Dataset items
>>
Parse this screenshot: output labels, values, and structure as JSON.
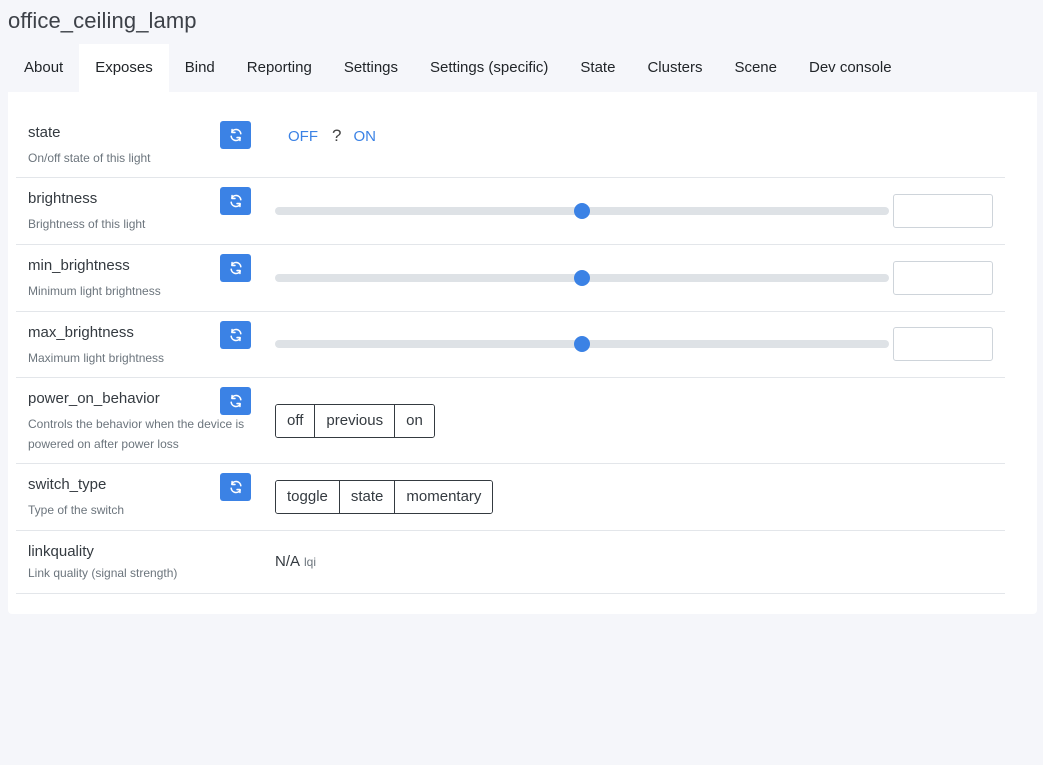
{
  "device": {
    "title": "office_ceiling_lamp"
  },
  "tabs": [
    {
      "label": "About",
      "active": false
    },
    {
      "label": "Exposes",
      "active": true
    },
    {
      "label": "Bind",
      "active": false
    },
    {
      "label": "Reporting",
      "active": false
    },
    {
      "label": "Settings",
      "active": false
    },
    {
      "label": "Settings (specific)",
      "active": false
    },
    {
      "label": "State",
      "active": false
    },
    {
      "label": "Clusters",
      "active": false
    },
    {
      "label": "Scene",
      "active": false
    },
    {
      "label": "Dev console",
      "active": false
    }
  ],
  "colors": {
    "accent": "#3b82e5",
    "link": "#3b82e5"
  },
  "refresh_icon": "refresh-icon",
  "exposes": {
    "state": {
      "name": "state",
      "description": "On/off state of this light",
      "off_label": "OFF",
      "unknown_label": "?",
      "on_label": "ON"
    },
    "brightness": {
      "name": "brightness",
      "description": "Brightness of this light",
      "slider_position": 0.5,
      "value": ""
    },
    "min_brightness": {
      "name": "min_brightness",
      "description": "Minimum light brightness",
      "slider_position": 0.5,
      "value": ""
    },
    "max_brightness": {
      "name": "max_brightness",
      "description": "Maximum light brightness",
      "slider_position": 0.5,
      "value": ""
    },
    "power_on_behavior": {
      "name": "power_on_behavior",
      "description": "Controls the behavior when the device is powered on after power loss",
      "options": [
        "off",
        "previous",
        "on"
      ]
    },
    "switch_type": {
      "name": "switch_type",
      "description": "Type of the switch",
      "options": [
        "toggle",
        "state",
        "momentary"
      ]
    },
    "linkquality": {
      "name": "linkquality",
      "description": "Link quality (signal strength)",
      "value": "N/A",
      "unit": "lqi"
    }
  }
}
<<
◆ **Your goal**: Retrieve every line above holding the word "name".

◆ **Answer area**:
      "name": "state",
      "name": "brightness",
      "name": "min_brightness",
      "name": "max_brightness",
      "name": "power_on_behavior",
      "name": "switch_type",
      "name": "linkquality",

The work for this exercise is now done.